**PROBLEM DETAILS**
In the entries below, count the lines that include the word "osama" and reply with the number alone.

Data records for software interfaces
'''

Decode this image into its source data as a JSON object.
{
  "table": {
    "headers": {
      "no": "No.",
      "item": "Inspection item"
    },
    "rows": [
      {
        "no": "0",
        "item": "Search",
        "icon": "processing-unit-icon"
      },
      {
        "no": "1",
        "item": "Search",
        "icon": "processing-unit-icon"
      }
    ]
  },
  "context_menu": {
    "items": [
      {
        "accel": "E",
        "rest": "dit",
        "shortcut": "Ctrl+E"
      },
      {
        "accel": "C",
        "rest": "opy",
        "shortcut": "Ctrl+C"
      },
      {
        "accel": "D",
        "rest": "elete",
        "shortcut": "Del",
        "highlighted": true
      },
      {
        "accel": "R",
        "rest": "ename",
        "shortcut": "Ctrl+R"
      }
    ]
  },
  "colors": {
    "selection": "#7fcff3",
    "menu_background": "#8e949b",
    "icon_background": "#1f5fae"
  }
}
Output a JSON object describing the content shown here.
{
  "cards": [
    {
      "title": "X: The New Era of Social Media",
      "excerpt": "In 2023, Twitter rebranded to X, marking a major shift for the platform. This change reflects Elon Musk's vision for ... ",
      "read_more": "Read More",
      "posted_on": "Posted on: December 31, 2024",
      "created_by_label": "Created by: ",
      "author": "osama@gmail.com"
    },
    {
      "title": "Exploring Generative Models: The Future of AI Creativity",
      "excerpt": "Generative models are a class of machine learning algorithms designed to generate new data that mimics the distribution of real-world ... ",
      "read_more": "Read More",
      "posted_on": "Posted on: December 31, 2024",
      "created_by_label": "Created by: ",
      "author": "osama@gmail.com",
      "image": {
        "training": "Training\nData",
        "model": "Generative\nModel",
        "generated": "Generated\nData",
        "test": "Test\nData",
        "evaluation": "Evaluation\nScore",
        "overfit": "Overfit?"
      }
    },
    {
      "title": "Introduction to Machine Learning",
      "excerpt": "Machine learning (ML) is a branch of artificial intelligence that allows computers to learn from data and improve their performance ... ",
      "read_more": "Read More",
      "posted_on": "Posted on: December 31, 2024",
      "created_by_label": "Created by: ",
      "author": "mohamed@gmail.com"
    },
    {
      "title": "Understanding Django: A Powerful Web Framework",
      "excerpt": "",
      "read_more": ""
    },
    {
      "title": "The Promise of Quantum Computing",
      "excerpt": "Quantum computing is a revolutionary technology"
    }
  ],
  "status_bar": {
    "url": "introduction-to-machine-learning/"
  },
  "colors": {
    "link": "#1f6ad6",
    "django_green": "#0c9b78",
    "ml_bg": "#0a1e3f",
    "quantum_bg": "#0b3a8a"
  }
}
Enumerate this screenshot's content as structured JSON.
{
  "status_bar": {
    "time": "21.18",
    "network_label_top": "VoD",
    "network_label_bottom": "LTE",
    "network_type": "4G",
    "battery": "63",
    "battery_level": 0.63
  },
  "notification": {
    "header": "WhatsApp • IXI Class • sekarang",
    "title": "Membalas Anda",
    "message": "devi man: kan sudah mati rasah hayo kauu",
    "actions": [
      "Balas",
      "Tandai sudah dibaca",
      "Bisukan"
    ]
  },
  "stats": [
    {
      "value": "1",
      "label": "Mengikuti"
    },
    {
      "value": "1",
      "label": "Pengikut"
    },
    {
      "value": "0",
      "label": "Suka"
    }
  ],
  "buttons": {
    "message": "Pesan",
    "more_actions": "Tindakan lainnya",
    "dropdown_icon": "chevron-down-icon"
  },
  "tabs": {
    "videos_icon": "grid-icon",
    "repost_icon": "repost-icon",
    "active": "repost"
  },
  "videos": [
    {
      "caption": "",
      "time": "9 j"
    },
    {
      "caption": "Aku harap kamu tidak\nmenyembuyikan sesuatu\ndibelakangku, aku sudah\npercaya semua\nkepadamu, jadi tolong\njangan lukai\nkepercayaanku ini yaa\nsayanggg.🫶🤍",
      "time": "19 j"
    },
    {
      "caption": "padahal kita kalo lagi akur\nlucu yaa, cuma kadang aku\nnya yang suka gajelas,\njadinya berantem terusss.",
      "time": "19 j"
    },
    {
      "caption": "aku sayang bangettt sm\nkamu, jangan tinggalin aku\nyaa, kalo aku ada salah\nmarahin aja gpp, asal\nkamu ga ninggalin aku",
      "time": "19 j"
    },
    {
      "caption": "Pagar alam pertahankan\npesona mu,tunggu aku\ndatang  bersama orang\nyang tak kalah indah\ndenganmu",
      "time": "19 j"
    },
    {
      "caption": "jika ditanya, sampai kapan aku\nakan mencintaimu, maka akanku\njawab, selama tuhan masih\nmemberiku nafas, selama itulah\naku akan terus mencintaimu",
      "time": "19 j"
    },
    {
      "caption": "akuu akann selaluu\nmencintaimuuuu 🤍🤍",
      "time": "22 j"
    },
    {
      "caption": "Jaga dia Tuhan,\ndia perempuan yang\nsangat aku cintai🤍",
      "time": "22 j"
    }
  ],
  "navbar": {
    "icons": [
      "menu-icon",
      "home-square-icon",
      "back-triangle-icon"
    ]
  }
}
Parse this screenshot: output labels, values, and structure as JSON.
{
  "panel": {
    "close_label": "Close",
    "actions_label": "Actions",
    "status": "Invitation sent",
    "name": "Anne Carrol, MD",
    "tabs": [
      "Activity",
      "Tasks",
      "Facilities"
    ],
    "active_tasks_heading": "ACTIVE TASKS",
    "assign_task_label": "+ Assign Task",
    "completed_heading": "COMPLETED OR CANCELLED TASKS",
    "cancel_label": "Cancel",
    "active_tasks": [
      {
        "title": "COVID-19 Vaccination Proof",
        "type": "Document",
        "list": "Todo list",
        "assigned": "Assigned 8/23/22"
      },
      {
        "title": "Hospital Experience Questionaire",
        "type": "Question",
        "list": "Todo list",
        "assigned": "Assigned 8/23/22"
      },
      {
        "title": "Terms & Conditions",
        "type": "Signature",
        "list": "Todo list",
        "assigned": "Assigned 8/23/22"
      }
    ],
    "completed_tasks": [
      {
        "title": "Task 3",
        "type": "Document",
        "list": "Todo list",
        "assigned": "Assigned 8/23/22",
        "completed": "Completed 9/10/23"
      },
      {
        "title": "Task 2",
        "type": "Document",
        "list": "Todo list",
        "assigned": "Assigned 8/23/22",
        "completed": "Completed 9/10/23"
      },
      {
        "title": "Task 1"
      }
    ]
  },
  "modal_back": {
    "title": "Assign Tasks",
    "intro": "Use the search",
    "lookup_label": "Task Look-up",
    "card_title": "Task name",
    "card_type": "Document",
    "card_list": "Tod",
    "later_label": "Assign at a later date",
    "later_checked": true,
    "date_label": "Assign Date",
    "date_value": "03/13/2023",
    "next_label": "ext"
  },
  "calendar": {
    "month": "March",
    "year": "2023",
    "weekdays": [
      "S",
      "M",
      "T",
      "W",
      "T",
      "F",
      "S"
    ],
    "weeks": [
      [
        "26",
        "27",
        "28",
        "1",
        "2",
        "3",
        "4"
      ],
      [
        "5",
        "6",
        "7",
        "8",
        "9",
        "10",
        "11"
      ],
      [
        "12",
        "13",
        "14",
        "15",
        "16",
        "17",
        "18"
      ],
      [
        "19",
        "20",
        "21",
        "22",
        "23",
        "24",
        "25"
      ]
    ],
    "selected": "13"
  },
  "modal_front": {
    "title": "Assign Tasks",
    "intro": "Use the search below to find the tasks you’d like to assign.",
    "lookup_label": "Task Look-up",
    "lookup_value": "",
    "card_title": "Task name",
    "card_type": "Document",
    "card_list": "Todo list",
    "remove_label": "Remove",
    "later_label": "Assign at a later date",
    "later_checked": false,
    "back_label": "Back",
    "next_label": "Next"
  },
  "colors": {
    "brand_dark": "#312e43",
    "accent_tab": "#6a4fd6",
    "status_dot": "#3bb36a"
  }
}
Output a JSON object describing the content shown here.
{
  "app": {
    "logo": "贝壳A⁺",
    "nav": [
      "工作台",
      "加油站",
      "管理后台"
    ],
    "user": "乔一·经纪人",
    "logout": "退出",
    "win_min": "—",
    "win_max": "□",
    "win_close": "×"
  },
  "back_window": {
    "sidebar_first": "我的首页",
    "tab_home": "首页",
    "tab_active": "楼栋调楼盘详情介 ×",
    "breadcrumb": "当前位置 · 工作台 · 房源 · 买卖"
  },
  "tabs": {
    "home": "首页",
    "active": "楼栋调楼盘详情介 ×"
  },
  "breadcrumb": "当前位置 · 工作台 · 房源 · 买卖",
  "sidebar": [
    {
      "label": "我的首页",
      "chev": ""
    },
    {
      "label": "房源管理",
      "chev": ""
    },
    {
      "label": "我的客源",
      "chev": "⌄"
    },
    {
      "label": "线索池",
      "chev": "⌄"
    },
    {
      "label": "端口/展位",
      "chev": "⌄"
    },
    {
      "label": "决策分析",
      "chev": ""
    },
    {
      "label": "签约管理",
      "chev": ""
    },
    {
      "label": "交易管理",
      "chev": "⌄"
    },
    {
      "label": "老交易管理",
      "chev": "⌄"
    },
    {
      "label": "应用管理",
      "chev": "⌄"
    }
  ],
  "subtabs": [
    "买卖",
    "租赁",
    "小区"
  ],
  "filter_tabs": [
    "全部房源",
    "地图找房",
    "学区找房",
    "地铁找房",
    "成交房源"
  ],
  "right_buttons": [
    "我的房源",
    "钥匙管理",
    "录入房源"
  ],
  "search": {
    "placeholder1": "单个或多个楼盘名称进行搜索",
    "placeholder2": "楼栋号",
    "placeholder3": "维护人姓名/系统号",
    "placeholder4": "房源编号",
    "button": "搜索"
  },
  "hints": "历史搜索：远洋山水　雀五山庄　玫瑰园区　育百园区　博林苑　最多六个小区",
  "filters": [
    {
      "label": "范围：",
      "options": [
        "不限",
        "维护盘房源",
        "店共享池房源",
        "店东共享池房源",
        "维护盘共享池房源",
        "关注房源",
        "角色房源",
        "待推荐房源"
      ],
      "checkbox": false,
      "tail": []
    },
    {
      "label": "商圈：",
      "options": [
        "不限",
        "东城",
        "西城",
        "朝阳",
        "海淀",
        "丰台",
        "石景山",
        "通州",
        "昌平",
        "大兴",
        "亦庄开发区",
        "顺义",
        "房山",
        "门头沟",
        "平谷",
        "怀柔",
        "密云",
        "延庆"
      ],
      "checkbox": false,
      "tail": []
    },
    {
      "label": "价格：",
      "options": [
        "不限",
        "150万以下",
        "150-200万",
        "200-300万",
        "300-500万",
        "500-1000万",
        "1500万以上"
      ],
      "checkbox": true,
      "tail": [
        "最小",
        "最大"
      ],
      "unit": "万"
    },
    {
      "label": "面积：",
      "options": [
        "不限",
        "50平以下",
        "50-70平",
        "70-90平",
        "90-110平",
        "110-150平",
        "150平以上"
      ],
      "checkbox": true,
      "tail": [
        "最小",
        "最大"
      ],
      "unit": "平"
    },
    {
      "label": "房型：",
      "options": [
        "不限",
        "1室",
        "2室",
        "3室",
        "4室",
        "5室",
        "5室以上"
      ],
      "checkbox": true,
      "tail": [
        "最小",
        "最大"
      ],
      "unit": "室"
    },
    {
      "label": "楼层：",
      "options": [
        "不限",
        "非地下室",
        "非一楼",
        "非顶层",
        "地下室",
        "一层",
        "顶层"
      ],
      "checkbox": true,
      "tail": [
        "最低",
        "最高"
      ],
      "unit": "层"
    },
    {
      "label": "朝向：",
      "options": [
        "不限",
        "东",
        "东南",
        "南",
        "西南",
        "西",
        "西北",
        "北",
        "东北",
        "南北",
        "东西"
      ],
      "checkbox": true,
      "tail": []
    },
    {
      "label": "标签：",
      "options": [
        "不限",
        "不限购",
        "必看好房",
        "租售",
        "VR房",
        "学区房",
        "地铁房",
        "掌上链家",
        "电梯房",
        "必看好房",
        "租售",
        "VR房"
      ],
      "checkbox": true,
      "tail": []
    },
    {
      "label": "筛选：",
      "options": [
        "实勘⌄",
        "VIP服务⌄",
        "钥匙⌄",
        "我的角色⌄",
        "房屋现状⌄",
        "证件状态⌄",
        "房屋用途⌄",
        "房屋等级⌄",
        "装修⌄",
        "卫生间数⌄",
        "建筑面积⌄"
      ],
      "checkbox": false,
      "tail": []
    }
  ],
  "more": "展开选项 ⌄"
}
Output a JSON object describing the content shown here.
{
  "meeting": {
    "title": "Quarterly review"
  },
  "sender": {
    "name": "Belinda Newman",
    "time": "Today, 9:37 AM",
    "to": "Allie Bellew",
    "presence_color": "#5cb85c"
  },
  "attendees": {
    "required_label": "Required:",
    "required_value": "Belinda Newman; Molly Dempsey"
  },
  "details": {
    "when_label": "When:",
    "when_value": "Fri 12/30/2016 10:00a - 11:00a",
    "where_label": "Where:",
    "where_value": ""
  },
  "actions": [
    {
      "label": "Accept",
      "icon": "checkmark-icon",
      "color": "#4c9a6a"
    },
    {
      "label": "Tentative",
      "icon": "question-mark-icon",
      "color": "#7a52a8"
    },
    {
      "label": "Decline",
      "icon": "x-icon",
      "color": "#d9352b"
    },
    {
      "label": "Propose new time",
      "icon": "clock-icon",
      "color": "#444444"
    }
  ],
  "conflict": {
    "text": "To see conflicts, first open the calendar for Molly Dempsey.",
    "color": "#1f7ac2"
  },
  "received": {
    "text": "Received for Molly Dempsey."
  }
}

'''

**RESPONSE FOR THIS EXERCISE**
2